● Task details
Find the lines holding the string "BANK" in the data, then copy all of them.

### Material provided

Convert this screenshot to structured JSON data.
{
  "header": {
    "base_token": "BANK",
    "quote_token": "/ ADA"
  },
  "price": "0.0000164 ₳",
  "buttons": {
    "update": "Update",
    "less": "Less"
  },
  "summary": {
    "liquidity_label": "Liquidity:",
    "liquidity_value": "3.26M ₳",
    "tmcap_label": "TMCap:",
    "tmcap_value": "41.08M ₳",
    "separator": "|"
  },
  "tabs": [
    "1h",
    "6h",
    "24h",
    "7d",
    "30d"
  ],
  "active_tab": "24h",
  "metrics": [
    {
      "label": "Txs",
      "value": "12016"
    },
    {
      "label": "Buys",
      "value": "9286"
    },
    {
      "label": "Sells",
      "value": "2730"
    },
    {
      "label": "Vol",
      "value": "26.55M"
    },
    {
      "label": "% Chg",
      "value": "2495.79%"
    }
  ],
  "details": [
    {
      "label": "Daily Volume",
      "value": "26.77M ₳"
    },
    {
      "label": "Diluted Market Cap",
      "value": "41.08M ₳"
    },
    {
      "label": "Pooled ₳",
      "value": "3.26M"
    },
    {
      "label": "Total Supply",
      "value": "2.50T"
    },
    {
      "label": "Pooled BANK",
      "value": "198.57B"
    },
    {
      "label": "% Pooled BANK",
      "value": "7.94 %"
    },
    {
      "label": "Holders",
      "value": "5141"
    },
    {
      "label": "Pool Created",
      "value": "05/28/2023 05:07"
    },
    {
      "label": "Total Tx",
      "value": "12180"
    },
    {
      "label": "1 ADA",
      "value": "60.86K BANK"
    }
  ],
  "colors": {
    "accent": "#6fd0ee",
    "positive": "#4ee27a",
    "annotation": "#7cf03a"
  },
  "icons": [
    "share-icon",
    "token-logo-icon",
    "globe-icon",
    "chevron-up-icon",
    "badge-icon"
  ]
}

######

● Solution to this exercise
    "base_token": "BANK",
      "label": "Pooled BANK",
      "label": "% Pooled BANK",
      "value": "60.86K BANK"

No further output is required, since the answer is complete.